> _What to do_: Exactly how many lines in this data contain the word "text"? Only the number should be given.

> _Data records_:
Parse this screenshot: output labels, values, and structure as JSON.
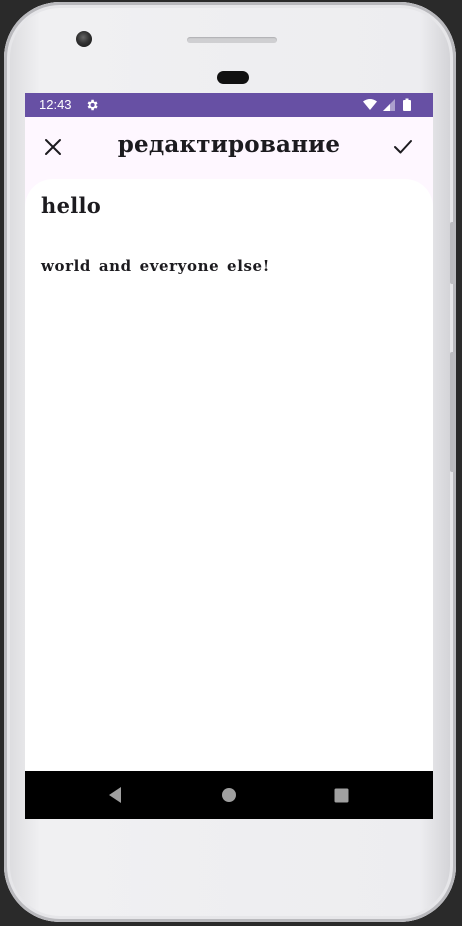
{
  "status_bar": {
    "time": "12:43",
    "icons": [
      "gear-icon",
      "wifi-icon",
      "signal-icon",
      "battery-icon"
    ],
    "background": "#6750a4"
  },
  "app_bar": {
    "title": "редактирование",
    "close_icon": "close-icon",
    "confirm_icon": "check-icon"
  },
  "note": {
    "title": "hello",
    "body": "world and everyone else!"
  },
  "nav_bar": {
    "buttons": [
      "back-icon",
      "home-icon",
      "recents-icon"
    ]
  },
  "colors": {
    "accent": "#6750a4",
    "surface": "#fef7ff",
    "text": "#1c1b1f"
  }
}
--
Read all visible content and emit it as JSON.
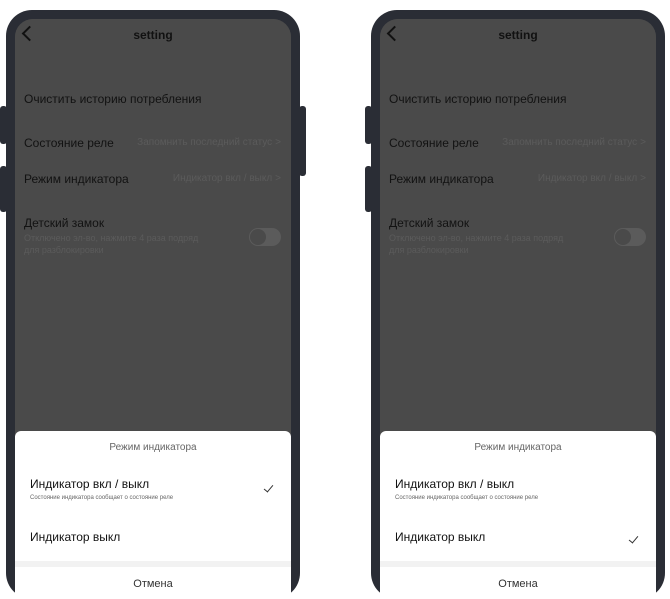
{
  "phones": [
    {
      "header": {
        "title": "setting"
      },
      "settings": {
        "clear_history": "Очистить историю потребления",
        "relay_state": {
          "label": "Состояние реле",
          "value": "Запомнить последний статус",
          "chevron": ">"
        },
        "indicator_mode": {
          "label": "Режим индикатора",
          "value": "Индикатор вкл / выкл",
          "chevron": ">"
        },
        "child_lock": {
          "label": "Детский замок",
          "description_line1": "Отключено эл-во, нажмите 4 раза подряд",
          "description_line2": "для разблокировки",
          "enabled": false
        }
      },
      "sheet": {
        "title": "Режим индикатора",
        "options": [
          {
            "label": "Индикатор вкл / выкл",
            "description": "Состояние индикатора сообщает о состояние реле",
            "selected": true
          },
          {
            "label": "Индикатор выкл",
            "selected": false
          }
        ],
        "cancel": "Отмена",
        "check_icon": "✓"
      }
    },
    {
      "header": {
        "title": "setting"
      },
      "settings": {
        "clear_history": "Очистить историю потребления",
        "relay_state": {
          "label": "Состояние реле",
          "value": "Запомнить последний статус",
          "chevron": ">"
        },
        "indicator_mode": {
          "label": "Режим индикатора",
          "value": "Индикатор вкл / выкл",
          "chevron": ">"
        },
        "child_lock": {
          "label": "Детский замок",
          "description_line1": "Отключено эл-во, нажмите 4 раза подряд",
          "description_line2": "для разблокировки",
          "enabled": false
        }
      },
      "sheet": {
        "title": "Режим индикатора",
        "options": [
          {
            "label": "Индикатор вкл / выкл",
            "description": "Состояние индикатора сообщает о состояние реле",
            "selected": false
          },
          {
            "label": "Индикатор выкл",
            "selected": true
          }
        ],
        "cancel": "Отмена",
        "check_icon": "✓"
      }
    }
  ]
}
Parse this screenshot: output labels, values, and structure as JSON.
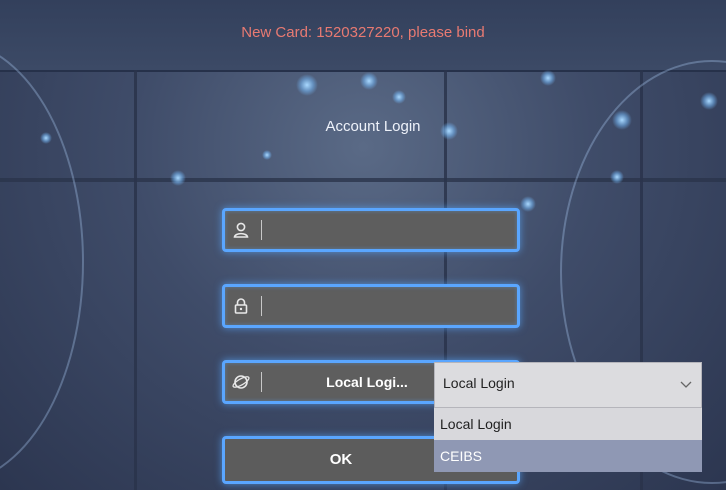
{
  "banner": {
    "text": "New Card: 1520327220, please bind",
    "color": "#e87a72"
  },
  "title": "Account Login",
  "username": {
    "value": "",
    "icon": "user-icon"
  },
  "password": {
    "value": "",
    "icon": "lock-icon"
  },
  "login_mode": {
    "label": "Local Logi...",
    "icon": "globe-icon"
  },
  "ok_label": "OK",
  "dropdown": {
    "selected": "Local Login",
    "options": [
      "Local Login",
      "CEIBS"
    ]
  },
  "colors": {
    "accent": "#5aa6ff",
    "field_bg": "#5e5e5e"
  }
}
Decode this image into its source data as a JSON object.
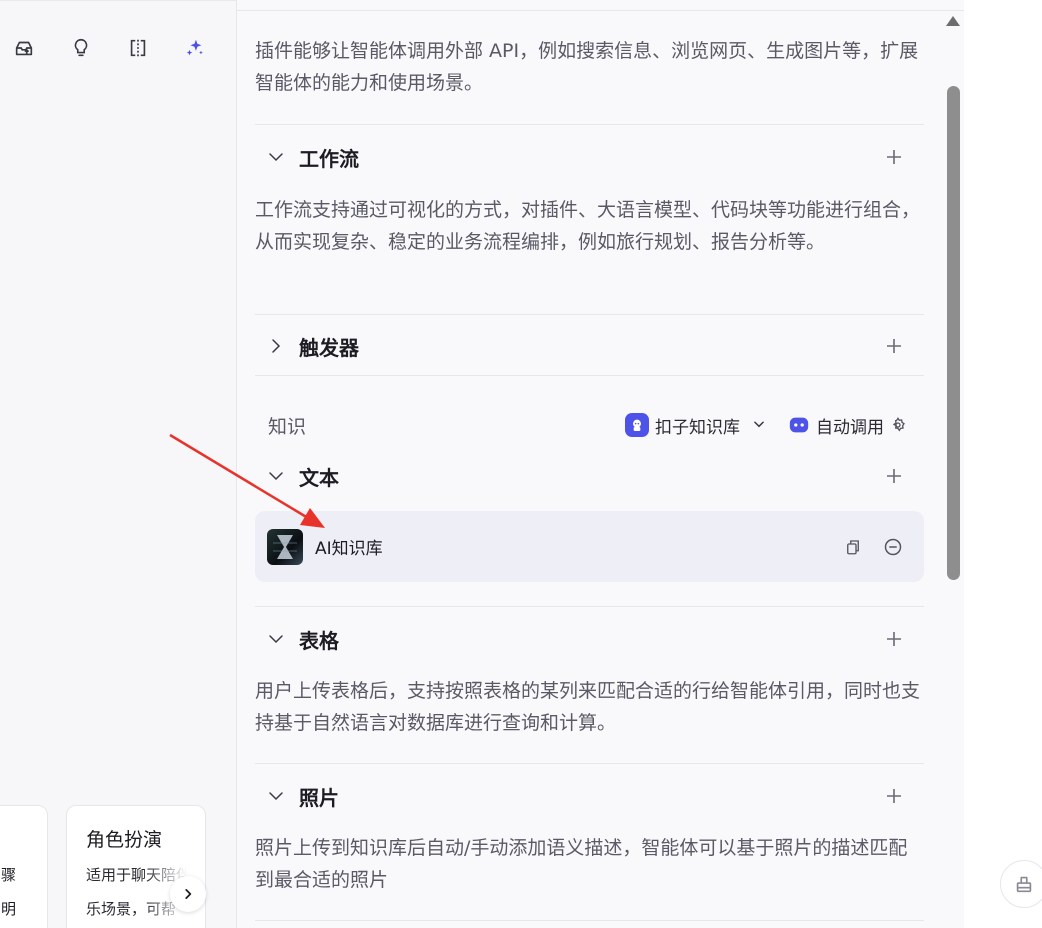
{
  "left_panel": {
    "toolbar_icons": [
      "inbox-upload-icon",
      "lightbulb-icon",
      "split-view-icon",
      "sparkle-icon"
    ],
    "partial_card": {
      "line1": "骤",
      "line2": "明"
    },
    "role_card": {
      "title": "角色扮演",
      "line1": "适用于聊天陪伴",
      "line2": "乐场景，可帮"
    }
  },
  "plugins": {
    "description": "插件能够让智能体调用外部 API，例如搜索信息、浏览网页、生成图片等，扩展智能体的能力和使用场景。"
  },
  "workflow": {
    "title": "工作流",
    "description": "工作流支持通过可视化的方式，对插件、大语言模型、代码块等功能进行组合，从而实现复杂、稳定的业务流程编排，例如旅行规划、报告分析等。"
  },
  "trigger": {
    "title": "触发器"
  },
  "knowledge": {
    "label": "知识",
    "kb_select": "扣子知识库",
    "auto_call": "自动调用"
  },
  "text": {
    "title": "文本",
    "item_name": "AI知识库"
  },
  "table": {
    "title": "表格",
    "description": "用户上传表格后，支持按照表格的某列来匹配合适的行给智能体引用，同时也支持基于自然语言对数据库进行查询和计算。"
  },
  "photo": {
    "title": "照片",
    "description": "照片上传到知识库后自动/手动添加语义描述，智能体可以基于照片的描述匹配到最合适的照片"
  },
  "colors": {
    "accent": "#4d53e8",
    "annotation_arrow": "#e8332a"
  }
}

> _Solution to this exercise_: 3